Despite the regular audience being quite desensitised to violence due to the large exposure to it both in on screen and online, after seeing so much real footage from wars and massacres on the news or in documentaries, it is incredible that these images that contain no actual murders or blood still create the same, if not a more intense effect on us, making The Act of Killing


4. Dangerous position of the director

Oppenheimer’s whole idea of the documentary revolves around the deadly squad of Anwar and his friends making a movie about the events of 1965-66 which they are extremely enthusiastic about, considering their love for cinema, particularly Hollywood, some of whose big action movies, they admit, are in fact what inspired some of their killing tactics.

This makes the documentary extremely thrilling and gripping as it is worrying to see how far Oppenheimer will push the gang in their reconstruction of the events and their confrontation with the past through the powerful form of cinema.

After finishing filming of the ‘re-enactment’ scenes within the documentary, and during the screening of it to Anwar in his home, it is both incredible and alarming to see the transformation of the confident and non-regretting man as the reality of his actions bring him to physical sickness.

But even with some sign of regret, there was nothing extremely significant to show the repent from any of the men. When Oppenheimer brought the brutal reality of the events to the world, after the huge success of the documentary at the Torronto International Film Festival, Anwar spoke up saying that he had been tricked into thinking he was starring in a fictitious film, and that the agreement was that the footage wasn’t going to be shows to the public at all – but unfortunately the reason for this outrage wasn’t regret or resentment for his terrible behaviour, but simply the fact that Oppenheimer was making financial success from the doc, and they weren’t getting a bit of the share.

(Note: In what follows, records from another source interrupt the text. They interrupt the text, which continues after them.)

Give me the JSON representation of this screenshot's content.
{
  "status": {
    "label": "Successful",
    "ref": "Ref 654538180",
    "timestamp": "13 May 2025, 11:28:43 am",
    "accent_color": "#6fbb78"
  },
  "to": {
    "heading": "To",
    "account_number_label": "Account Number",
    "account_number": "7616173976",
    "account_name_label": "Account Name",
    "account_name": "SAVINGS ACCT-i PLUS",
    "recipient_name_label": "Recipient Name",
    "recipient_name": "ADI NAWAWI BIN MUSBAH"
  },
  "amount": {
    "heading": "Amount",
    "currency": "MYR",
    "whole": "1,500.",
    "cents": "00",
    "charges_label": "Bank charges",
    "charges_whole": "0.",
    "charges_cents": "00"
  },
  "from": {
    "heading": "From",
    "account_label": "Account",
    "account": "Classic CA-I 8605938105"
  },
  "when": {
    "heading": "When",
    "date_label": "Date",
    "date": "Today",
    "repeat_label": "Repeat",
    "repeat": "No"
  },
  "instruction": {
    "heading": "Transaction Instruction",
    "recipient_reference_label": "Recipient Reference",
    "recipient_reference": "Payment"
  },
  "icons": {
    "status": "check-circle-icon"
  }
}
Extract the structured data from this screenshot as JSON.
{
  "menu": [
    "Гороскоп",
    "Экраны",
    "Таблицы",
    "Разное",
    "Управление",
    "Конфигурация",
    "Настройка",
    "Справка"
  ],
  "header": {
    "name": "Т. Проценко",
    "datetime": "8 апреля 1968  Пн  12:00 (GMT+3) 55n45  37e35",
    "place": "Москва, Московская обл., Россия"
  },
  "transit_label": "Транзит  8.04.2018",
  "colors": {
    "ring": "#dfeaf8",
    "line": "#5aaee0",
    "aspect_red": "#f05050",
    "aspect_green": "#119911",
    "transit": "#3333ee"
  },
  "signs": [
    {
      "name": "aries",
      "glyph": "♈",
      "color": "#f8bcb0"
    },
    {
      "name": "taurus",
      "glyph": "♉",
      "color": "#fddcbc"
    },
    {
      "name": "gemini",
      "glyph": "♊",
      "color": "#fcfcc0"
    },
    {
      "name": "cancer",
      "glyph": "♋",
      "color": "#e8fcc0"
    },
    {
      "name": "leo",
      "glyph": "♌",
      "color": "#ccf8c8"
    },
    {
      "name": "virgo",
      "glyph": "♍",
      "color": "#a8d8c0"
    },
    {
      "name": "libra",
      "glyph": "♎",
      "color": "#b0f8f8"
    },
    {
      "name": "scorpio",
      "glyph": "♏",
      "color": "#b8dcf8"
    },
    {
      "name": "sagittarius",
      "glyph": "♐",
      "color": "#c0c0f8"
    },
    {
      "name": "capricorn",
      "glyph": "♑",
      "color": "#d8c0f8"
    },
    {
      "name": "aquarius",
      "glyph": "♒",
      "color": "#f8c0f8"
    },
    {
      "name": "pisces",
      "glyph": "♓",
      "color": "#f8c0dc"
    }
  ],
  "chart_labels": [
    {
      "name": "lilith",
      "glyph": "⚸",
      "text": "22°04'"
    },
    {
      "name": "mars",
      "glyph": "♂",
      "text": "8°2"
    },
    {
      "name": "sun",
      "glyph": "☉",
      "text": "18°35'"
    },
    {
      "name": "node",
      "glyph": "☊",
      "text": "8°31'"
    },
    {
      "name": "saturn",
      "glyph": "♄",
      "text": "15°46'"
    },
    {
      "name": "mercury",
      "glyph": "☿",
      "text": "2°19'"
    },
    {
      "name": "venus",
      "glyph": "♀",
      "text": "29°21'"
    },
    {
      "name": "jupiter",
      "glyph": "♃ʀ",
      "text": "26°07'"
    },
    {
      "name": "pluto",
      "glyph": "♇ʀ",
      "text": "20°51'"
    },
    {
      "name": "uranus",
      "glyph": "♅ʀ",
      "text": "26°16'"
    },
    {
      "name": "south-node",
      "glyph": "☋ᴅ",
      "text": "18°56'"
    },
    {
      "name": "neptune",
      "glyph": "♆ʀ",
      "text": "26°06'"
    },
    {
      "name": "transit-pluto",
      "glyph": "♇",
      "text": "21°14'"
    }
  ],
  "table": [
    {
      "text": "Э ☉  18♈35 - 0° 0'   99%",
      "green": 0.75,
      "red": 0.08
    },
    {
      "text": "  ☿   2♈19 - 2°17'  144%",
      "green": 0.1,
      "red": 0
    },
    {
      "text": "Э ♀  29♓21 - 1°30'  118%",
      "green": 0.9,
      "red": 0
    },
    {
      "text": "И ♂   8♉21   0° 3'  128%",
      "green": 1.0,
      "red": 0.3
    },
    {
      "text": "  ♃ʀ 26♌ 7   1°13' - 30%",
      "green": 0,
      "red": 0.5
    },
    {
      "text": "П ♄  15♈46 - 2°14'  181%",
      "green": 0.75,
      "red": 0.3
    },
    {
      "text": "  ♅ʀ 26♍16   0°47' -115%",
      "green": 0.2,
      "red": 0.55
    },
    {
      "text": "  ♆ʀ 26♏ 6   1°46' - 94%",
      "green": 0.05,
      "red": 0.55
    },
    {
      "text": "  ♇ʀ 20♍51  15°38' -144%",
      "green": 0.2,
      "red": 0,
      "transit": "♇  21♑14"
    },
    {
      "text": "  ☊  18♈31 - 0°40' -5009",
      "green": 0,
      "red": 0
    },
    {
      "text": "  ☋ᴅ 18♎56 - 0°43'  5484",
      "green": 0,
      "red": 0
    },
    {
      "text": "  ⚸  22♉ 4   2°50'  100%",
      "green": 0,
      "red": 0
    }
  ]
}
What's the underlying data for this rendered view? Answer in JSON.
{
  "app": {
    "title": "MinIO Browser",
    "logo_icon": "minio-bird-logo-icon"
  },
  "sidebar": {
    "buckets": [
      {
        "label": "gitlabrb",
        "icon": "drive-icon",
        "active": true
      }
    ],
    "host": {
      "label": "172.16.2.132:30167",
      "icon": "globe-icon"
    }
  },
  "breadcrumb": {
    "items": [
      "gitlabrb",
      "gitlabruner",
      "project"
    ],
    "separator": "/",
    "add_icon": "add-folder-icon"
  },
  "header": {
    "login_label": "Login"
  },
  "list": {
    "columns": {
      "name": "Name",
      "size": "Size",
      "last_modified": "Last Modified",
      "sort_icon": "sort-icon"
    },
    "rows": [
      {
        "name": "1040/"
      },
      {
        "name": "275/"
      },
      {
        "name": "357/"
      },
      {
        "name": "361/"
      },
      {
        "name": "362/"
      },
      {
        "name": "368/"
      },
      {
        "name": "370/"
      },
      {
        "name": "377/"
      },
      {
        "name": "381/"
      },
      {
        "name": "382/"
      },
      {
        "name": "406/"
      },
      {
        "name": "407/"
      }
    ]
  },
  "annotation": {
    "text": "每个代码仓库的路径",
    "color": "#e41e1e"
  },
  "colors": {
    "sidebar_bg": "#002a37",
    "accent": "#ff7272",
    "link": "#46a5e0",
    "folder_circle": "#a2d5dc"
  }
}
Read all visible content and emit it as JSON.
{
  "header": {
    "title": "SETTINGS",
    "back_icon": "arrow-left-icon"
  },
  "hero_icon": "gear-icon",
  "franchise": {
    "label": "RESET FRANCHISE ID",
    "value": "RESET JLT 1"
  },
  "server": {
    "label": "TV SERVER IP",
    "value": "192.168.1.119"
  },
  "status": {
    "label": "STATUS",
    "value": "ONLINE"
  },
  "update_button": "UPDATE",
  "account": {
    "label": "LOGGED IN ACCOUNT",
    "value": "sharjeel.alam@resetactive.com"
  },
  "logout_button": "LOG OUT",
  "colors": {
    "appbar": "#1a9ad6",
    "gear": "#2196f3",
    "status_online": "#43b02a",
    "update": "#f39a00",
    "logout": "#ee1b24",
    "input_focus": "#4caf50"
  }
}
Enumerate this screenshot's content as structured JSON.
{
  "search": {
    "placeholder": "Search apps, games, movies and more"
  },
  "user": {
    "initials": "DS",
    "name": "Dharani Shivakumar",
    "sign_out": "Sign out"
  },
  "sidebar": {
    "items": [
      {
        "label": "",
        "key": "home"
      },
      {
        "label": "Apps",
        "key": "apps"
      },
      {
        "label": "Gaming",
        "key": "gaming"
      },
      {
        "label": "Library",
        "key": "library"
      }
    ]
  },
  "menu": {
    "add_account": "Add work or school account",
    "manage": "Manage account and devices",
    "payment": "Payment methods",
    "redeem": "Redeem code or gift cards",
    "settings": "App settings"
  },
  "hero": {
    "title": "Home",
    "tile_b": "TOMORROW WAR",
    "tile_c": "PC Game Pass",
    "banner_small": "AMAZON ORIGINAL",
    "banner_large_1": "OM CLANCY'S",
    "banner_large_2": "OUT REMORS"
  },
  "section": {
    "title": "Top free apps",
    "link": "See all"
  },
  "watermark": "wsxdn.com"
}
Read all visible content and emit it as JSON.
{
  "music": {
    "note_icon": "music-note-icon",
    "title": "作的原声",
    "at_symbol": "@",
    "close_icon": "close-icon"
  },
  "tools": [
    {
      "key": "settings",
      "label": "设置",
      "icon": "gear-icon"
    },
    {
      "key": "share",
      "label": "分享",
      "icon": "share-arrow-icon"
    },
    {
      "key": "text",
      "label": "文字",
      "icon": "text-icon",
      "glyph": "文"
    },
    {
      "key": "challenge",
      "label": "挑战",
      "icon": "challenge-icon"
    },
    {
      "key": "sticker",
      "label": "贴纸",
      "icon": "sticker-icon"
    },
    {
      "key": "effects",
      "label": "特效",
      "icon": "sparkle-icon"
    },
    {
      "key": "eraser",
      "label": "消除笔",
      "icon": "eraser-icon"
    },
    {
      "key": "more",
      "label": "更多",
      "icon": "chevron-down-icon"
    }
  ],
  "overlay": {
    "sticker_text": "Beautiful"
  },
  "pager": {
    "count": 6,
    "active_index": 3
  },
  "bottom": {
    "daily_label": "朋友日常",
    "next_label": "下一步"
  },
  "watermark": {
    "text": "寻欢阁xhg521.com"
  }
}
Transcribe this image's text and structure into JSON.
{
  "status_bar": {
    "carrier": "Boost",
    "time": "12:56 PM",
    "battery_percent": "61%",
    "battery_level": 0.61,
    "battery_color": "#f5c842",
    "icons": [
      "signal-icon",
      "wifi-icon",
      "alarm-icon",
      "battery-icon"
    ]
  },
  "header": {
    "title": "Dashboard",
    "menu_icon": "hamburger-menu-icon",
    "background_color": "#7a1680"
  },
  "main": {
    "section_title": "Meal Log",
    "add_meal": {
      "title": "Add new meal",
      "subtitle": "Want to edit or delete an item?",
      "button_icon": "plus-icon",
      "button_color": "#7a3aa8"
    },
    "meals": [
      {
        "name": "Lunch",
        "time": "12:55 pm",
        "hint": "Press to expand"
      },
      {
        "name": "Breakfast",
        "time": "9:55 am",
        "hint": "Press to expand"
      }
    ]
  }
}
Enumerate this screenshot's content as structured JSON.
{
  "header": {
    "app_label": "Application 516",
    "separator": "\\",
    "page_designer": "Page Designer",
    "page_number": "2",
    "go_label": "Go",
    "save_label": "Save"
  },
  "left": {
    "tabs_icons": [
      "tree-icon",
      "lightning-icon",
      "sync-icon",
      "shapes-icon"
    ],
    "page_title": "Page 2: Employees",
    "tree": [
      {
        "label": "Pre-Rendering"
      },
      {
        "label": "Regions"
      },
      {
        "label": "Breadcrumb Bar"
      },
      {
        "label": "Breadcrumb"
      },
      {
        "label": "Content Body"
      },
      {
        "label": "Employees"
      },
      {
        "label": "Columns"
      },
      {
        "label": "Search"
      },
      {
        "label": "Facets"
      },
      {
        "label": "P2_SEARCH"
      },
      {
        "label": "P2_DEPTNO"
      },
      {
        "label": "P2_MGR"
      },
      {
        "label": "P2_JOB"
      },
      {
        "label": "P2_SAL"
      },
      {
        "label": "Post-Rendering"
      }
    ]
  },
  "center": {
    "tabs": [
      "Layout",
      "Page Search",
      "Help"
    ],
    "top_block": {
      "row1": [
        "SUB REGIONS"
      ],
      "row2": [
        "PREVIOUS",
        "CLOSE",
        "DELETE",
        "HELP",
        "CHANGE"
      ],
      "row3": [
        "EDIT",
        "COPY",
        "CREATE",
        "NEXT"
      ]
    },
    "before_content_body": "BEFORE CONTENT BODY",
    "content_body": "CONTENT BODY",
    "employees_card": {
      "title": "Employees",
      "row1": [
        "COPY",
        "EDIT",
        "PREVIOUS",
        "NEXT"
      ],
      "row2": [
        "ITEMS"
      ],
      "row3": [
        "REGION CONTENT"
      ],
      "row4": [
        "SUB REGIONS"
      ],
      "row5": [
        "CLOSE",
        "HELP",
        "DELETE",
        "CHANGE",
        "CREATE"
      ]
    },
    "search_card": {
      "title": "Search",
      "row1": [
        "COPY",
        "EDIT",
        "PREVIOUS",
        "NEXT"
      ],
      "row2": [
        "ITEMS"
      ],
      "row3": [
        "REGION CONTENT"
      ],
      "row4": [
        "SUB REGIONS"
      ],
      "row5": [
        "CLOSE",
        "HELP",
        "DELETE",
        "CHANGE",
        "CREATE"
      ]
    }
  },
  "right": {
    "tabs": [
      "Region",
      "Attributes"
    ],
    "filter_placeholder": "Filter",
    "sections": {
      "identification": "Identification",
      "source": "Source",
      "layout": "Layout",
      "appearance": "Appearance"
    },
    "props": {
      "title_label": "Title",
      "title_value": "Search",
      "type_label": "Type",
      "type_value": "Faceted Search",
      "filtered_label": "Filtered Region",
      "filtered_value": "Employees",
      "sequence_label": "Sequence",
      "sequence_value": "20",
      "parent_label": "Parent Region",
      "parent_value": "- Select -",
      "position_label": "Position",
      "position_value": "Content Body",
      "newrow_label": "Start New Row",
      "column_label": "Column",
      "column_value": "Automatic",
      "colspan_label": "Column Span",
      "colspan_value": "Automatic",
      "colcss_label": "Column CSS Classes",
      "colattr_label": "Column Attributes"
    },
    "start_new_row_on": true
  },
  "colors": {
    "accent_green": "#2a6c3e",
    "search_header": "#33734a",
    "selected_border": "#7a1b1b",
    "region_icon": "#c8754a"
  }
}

5. Disequilibrium in the plot-line

It is always easier, if only slightly, to accept such events as death and murders when you know that the villains have been punished for their evil deeds; that is, for the disequilibrium in the plot to gratifyingly come to an equilibrium towards the end. But what is infuriating, shocking and at the same time chilling in The Act of Killing, is that it is evident from the very beginning that the killers remain not only unpunished, but still hold incredible power.

“It’s about how a traumatic past remains alive in the present and continues to traumatize society and therefore enable corruption and a regime of fear,” Oppenheimer said during an interview for the Wallstreet Journal.

And their power can definitely be seen through through the interaction of Anwar and his friends with the other citizens; when Anwar goes around directing the camera as he tries to create scenes from the past, he approaches people on the street or mothers and children in their homes, asking them to participate in his movie. T

hey agree with huge smiles plastered on their faces – but behind the smiles you can sense their fear and a sense of obligation to obey their orders, despite the fact that participating in something like this, making them relive the pain, would stir up the fear from the past, either because they themselves were present during the persecution or their parents/grandparents had suffered.

For us as an audience to see these men, these mass-murderers, walking around freely, and unpunished – not even by their own conscience, adds to the terror of the situation.

Although there is a sign of guilt from Anwar that occurs at the end, seen through the outbreak of emotions as he watches the finished movie about himself, one is to remain sceptical about his ‘awakening’ considering his unforgettable smile and attitude during his description of the past, which leaves the audience with no satisfaction in terms of hope or and definitely not a happy ending.

Author Bio: Polina is an aesthete and cinephile, devoted to using the arts to revive “sex, drugs and rock’n’roll” in hopes of loosening up the world by defying the unnecessary social restrictions. When taking time off her edgy crusade she can be found soaking in a bubble bath with a Dostoevsky novel.